Where in the data below does the word "profile" appear? Copy each line that holds it.

──────── Records for this exercise

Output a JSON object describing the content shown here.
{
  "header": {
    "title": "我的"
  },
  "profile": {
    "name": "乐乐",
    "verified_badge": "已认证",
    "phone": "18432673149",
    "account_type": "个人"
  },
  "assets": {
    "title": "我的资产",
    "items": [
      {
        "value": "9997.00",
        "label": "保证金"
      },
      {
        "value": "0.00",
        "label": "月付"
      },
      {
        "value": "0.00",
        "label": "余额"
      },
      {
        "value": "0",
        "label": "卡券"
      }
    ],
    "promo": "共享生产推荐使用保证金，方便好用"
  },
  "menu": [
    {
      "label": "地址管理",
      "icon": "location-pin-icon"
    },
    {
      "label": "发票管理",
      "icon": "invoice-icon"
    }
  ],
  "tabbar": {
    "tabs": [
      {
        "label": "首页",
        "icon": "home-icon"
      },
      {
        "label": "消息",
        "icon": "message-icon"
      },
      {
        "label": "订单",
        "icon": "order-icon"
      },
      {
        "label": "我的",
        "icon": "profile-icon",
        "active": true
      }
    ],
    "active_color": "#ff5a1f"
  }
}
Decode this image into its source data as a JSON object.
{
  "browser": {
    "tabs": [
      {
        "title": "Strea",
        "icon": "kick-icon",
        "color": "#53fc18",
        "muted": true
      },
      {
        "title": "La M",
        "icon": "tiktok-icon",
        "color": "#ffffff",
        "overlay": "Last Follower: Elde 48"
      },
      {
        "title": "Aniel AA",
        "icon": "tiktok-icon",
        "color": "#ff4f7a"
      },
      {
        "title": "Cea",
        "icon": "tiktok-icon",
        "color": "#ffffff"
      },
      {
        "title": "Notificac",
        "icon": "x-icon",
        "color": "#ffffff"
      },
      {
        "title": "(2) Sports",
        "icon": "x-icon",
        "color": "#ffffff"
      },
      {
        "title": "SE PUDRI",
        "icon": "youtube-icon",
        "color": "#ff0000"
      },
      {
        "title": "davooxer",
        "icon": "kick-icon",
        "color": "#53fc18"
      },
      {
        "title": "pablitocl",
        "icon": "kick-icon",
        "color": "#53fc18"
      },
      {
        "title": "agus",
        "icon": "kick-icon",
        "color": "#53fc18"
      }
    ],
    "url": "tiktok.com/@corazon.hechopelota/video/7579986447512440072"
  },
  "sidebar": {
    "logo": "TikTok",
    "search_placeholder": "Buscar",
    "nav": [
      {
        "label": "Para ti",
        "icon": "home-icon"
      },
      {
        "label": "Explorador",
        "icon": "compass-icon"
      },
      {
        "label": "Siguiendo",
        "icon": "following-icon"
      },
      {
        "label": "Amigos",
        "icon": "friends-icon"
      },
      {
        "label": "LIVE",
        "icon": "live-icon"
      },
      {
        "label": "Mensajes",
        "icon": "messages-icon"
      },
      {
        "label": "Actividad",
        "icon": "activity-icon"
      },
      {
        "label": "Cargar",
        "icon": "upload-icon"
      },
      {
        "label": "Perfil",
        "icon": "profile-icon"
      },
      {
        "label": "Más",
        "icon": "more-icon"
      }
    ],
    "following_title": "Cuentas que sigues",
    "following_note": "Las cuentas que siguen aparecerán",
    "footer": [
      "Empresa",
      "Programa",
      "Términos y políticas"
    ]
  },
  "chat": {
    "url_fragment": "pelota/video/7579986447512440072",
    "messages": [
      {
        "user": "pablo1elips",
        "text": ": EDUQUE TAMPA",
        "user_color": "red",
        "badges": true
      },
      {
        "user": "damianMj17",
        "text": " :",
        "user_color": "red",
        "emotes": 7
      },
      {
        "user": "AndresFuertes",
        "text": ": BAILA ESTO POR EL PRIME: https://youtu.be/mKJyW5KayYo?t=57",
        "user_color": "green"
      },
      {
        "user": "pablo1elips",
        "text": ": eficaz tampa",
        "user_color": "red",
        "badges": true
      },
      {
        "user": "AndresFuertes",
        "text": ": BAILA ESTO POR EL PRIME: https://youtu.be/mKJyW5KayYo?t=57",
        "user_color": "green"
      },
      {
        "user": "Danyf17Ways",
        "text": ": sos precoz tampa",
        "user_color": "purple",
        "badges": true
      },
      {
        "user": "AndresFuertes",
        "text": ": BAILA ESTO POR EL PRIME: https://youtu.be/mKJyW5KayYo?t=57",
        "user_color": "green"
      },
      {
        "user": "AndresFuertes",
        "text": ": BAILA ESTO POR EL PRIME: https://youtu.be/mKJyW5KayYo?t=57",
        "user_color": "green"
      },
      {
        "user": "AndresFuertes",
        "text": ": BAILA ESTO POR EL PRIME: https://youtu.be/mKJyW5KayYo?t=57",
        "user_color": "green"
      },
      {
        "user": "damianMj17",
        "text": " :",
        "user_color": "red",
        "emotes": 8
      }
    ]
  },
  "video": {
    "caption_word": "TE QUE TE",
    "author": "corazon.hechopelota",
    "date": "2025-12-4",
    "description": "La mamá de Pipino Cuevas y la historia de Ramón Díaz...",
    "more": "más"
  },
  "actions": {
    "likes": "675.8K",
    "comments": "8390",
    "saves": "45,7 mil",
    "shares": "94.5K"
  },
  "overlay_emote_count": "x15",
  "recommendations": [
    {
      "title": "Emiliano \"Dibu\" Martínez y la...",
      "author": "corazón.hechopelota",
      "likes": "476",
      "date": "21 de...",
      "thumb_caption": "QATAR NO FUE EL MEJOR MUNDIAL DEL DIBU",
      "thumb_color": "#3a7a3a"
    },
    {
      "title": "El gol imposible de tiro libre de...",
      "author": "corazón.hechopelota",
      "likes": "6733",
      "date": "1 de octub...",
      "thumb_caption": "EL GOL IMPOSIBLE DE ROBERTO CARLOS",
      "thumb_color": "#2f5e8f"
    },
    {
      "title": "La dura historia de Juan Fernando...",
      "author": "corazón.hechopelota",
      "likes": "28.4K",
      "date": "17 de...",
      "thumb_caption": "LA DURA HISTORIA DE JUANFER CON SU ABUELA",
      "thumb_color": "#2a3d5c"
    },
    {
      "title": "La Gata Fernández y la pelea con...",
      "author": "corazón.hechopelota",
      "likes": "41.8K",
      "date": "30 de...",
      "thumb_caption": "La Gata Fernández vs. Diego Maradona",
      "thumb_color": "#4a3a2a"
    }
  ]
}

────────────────

▸ Solution to this exercise:
  "profile": {
        "icon": "profile-icon",
        "icon": "profile-icon"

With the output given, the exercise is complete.